_Your goal_: Below are records to return verbatim; the pictures are to be dropped.

---------- Recorded information

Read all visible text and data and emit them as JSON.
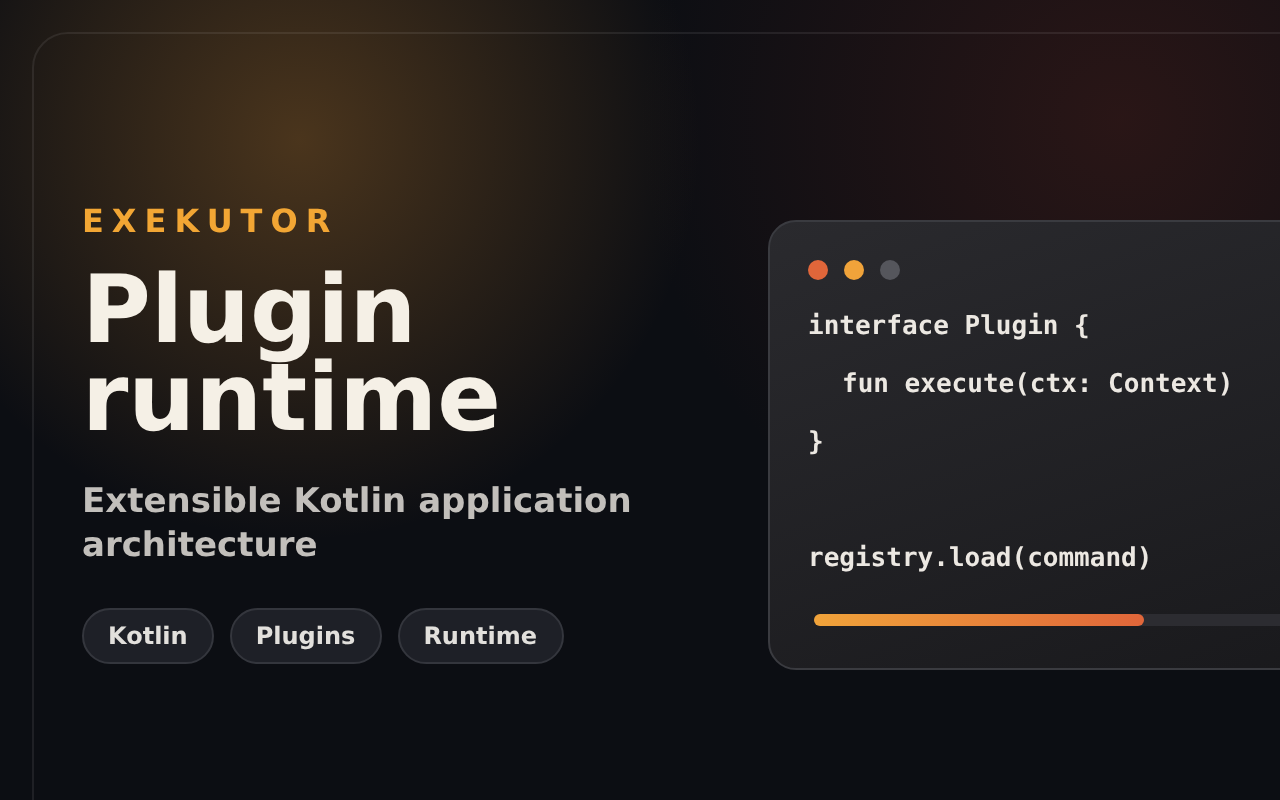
{
  "brand": "EXEKUTOR",
  "title": [
    "Plugin",
    "runtime"
  ],
  "subtitle": "Extensible Kotlin application architecture",
  "tags": [
    "Kotlin",
    "Plugins",
    "Runtime"
  ],
  "code_window": {
    "blocks": [
      {
        "lines": [
          {
            "text": "interface Plugin {",
            "children": [
              {
                "text": "fun execute(ctx: Context)"
              }
            ]
          },
          {
            "text": "}"
          }
        ]
      },
      {
        "lines": [
          {
            "text": "registry.load(command)"
          }
        ]
      }
    ],
    "progress": {
      "level": 0.7
    }
  }
}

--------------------

_Result for this exercise_:
Read all visible text and data and emit them as JSON.
{
  "brand": "EXEKUTOR",
  "title": [
    "Plugin",
    "runtime"
  ],
  "subtitle": "Extensible Kotlin application architecture",
  "tags": [
    "Kotlin",
    "Plugins",
    "Runtime"
  ],
  "code_window": {
    "blocks": [
      {
        "lines": [
          {
            "text": "interface Plugin {",
            "children": [
              {
                "text": "fun execute(ctx: Context)"
              }
            ]
          },
          {
            "text": "}"
          }
        ]
      },
      {
        "lines": [
          {
            "text": "registry.load(command)"
          }
        ]
      }
    ],
    "progress": {
      "level": 0.7
    }
  }
}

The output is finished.